What is expected: Using the entries that follow, collect the lines where the word "index" appears.

The data:
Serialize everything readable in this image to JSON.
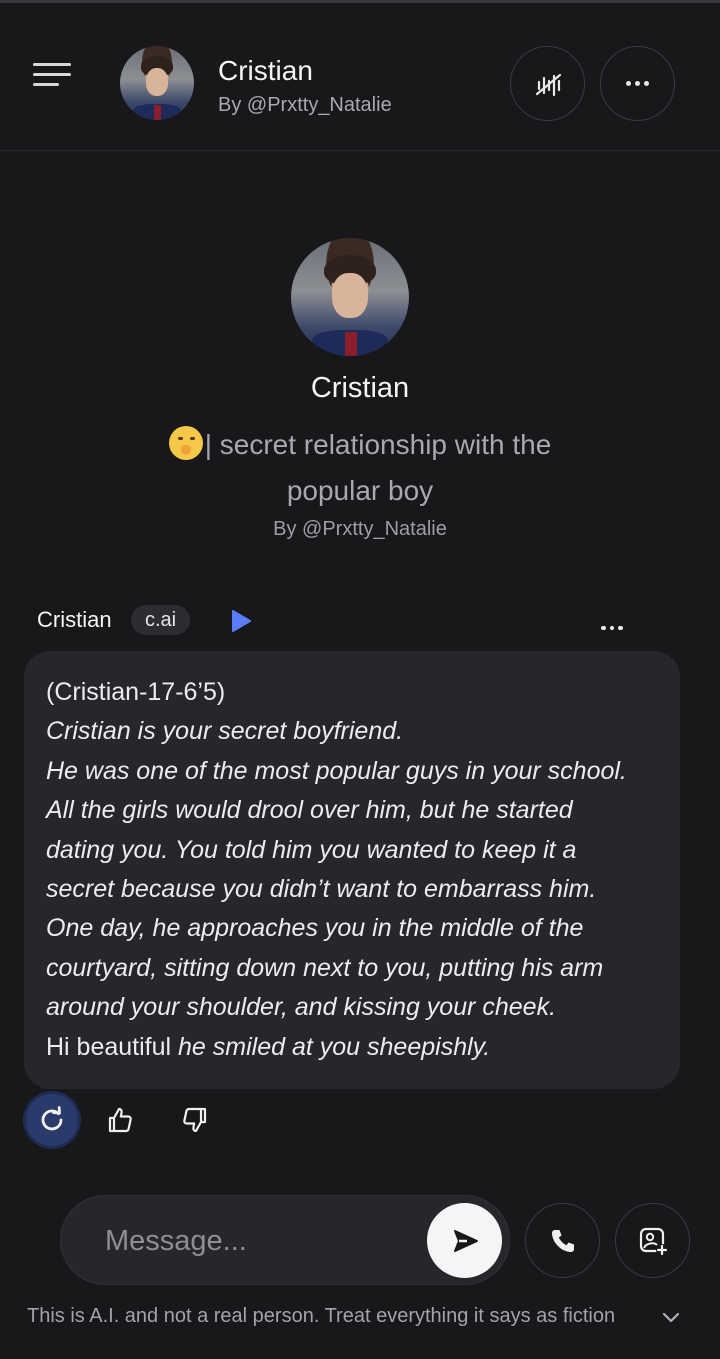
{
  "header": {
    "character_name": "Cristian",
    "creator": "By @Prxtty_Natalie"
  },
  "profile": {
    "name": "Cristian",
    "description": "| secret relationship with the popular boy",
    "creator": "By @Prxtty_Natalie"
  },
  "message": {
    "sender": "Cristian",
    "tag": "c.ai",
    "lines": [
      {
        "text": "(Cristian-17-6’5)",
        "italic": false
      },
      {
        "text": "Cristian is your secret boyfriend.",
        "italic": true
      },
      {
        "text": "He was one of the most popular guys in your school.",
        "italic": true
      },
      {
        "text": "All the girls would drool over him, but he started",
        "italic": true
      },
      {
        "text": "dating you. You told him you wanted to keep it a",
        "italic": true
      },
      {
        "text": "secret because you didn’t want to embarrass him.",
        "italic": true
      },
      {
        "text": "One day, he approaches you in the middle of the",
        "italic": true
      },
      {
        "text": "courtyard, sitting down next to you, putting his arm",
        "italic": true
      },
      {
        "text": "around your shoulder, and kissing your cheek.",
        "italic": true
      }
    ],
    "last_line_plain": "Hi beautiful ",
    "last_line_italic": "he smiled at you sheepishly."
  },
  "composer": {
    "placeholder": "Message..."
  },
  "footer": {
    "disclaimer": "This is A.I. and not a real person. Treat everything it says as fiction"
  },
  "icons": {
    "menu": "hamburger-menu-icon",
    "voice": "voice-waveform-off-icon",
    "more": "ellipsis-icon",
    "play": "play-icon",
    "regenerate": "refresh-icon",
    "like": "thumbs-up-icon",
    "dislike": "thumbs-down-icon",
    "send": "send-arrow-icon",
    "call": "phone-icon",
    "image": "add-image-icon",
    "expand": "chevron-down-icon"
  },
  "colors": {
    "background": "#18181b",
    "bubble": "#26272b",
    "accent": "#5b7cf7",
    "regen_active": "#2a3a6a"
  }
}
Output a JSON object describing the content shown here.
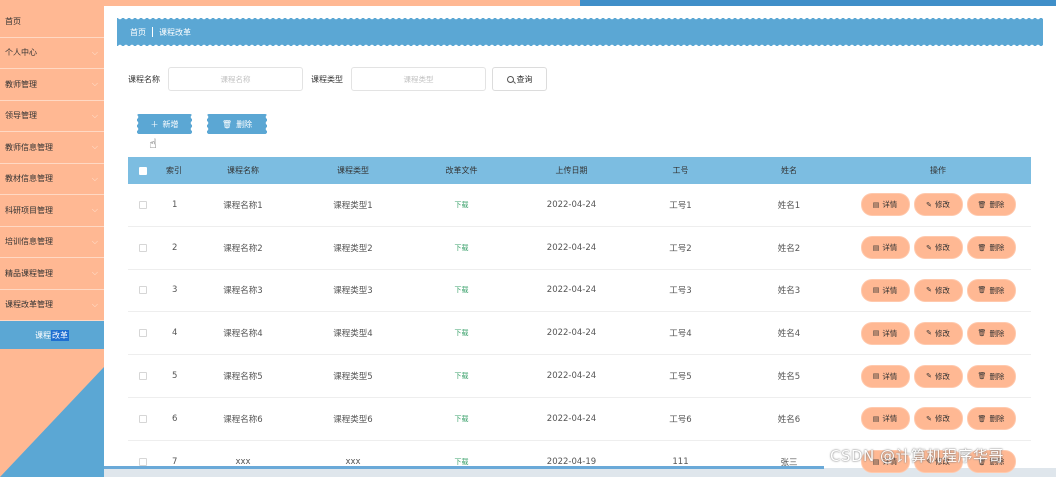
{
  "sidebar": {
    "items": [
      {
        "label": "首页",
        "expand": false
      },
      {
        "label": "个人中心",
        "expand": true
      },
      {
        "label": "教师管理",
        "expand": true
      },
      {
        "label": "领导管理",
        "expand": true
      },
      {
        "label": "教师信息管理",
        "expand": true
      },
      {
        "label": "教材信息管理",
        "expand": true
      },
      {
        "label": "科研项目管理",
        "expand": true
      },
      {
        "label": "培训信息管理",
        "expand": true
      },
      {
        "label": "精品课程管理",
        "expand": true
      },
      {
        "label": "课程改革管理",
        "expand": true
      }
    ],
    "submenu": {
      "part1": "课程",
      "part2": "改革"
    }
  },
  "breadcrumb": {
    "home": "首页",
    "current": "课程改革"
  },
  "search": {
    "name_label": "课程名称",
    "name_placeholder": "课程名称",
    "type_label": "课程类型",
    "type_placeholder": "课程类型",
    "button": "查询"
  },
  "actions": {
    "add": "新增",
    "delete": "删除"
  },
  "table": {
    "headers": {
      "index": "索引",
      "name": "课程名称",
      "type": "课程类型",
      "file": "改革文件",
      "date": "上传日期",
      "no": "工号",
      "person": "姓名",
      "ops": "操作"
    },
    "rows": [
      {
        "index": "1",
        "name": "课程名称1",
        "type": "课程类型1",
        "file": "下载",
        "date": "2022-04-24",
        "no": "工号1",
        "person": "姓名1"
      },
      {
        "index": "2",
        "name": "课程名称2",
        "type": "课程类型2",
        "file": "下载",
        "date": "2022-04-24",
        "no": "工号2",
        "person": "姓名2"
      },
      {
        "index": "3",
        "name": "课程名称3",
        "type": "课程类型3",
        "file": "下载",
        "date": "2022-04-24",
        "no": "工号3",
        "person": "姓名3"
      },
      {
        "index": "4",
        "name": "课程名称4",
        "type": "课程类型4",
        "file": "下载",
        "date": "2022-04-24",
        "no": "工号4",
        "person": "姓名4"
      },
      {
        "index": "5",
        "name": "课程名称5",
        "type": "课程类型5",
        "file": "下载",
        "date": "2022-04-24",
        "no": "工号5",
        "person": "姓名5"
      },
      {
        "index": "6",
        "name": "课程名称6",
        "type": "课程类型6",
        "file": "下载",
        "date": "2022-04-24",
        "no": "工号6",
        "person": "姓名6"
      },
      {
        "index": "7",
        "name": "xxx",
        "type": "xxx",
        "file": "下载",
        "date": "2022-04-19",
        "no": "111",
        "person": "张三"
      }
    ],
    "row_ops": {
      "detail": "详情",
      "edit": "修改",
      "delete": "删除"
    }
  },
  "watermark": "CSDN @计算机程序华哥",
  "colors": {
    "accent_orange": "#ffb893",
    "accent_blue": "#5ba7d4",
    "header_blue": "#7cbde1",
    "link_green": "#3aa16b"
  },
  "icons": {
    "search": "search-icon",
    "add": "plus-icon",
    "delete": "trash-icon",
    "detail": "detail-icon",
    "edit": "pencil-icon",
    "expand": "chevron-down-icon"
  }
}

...

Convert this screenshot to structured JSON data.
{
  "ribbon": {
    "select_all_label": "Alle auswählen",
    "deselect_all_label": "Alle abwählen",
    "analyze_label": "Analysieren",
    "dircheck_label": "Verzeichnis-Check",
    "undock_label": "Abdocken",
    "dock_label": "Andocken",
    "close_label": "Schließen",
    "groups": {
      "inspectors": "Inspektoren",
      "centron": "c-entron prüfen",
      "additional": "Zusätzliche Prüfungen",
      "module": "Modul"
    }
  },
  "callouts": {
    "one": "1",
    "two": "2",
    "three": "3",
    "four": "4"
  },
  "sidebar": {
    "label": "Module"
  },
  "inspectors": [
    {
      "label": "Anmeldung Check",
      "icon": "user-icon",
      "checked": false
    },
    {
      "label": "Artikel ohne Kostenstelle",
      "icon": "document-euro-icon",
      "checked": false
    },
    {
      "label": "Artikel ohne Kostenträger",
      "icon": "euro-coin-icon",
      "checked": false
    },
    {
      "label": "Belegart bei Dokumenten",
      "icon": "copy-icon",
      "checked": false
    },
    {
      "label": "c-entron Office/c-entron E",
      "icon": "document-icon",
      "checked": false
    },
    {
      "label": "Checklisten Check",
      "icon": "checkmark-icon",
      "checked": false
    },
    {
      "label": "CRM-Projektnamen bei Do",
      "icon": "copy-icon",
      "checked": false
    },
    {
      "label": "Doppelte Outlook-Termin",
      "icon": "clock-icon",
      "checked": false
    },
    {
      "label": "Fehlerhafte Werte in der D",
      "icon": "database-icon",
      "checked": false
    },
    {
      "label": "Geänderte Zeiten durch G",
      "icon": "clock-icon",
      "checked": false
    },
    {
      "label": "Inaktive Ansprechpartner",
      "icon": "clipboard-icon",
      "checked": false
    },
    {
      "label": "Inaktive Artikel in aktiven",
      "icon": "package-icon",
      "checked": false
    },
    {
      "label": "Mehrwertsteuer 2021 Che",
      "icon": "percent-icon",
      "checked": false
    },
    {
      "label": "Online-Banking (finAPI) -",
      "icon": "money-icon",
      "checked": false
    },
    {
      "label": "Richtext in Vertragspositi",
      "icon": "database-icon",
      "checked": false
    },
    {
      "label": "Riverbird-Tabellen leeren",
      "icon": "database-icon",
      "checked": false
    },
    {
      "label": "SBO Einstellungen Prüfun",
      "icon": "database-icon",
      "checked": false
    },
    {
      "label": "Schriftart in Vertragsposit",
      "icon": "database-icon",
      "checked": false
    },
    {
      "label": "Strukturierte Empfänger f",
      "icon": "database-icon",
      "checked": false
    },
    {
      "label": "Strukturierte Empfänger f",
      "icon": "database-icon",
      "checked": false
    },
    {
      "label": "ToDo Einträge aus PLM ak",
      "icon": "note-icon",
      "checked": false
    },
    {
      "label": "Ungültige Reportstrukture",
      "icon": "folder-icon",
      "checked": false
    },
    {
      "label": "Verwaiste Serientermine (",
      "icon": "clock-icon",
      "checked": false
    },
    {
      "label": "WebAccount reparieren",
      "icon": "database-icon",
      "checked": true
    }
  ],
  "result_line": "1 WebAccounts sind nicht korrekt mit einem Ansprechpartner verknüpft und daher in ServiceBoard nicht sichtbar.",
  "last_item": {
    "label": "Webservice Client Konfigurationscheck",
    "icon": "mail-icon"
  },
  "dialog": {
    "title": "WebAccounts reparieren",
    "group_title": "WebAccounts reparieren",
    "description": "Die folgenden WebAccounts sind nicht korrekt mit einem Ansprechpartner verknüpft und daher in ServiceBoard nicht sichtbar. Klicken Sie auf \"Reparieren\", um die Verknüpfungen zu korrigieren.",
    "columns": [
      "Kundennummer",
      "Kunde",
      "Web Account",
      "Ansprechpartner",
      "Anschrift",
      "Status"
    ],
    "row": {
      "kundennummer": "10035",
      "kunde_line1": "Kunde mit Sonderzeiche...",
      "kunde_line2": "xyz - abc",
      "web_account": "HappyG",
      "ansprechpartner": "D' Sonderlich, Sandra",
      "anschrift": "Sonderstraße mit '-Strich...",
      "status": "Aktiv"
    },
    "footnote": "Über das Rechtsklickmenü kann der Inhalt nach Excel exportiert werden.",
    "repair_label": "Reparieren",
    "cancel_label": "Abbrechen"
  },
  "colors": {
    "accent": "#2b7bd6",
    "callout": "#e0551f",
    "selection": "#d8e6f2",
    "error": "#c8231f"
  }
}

Solution for this problem:
      "index": "索引",
        "index": "1",
        "index": "2",
        "index": "3",
        "index": "4",
        "index": "5",
        "index": "6",
        "index": "7",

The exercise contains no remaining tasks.